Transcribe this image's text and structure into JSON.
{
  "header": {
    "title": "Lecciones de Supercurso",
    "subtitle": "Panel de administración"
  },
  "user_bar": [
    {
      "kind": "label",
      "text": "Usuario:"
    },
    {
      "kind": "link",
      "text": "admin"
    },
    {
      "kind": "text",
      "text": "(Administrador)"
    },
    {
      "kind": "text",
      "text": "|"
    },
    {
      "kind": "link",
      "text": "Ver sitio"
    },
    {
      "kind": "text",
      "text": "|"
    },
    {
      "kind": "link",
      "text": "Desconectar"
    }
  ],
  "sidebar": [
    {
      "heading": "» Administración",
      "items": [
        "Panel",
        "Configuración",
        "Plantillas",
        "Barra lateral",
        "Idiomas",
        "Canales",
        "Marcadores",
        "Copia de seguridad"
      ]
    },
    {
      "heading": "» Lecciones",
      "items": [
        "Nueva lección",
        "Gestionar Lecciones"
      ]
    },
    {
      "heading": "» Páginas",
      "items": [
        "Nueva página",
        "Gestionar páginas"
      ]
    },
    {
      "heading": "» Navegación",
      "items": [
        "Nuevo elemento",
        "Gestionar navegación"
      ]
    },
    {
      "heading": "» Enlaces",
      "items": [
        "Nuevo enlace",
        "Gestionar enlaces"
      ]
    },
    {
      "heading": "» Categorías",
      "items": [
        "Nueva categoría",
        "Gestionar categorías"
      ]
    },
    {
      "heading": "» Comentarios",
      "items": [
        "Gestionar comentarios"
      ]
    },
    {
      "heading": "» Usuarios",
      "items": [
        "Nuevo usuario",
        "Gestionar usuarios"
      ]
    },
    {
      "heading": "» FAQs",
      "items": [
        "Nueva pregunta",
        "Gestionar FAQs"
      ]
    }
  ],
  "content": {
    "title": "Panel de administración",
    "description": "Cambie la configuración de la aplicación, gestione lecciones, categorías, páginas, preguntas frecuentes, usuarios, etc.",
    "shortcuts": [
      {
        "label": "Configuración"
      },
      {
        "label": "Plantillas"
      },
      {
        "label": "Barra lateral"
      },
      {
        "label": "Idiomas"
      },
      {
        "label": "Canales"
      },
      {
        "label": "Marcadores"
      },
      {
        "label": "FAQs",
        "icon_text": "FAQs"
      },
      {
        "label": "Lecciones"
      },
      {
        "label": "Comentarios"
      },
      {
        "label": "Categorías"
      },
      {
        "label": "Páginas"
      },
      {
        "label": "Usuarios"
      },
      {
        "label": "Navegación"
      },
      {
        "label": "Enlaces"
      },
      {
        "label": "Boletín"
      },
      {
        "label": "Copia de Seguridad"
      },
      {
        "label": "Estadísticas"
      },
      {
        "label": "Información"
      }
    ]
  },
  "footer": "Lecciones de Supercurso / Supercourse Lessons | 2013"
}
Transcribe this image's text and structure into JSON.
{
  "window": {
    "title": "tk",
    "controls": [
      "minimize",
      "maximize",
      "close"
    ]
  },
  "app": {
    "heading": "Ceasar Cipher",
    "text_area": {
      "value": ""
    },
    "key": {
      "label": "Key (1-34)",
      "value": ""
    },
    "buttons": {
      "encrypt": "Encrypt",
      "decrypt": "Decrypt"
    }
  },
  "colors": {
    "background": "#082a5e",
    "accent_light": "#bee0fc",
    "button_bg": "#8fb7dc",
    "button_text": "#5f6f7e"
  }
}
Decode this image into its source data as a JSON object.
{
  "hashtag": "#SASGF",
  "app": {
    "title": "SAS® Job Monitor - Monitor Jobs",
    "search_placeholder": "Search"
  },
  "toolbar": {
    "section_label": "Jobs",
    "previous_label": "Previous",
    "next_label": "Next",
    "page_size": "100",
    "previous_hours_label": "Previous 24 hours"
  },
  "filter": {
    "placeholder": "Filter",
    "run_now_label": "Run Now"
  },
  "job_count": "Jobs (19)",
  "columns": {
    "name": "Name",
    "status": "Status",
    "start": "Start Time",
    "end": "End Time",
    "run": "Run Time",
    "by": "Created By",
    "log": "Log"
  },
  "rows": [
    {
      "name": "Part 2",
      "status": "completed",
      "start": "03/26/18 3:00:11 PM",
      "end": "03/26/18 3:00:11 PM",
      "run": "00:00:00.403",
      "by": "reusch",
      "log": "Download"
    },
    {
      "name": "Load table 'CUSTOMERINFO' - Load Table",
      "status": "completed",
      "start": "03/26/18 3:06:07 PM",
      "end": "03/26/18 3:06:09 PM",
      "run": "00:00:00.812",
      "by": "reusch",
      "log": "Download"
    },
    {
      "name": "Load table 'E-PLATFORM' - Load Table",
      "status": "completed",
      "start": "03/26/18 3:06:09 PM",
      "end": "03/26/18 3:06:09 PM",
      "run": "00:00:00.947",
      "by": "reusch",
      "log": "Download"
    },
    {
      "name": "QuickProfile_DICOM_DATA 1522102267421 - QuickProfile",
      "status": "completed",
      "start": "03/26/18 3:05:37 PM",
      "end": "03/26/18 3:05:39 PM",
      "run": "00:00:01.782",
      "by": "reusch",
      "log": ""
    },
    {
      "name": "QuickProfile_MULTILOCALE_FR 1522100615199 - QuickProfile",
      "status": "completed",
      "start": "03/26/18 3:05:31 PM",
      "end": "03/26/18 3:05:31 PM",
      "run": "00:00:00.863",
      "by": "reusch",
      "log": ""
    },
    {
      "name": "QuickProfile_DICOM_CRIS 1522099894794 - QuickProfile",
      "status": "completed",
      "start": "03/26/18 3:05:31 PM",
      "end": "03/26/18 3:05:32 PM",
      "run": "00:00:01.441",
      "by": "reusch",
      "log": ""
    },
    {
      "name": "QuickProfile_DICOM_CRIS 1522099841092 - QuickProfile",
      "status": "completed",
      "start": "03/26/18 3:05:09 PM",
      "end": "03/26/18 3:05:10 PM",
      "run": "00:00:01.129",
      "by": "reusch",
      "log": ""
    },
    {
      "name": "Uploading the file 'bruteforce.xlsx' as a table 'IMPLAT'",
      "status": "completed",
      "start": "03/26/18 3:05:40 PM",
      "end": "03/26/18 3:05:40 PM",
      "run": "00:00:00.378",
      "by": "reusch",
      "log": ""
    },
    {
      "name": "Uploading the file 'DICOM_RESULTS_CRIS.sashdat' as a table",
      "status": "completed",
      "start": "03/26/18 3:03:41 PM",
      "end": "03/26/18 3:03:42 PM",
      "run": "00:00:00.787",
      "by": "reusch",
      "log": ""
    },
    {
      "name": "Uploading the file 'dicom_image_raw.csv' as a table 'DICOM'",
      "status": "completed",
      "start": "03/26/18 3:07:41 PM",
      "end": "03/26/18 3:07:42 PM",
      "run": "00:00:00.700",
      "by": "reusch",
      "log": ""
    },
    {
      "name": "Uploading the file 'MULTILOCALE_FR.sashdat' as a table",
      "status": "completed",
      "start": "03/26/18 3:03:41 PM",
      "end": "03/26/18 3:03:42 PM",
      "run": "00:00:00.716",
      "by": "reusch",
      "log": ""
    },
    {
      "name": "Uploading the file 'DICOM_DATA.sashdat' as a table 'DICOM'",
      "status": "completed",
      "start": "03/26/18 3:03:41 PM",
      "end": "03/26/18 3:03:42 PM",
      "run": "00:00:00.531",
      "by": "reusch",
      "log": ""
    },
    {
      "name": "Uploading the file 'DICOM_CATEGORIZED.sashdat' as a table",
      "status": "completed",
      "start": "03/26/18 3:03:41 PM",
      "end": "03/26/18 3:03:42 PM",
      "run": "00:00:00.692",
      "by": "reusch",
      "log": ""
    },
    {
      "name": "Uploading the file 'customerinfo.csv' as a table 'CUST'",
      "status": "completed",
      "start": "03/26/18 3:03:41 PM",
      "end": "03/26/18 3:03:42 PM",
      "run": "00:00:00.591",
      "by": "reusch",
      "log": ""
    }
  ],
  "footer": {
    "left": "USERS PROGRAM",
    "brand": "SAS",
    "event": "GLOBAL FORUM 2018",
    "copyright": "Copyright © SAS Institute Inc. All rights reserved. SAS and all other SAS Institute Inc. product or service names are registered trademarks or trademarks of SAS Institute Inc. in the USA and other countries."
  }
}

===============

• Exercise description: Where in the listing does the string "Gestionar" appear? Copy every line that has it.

• Problem solution:
        "Gestionar Lecciones"
        "Gestionar páginas"
        "Gestionar navegación"
        "Gestionar enlaces"
        "Gestionar categorías"
        "Gestionar comentarios"
        "Gestionar usuarios"
        "Gestionar FAQs"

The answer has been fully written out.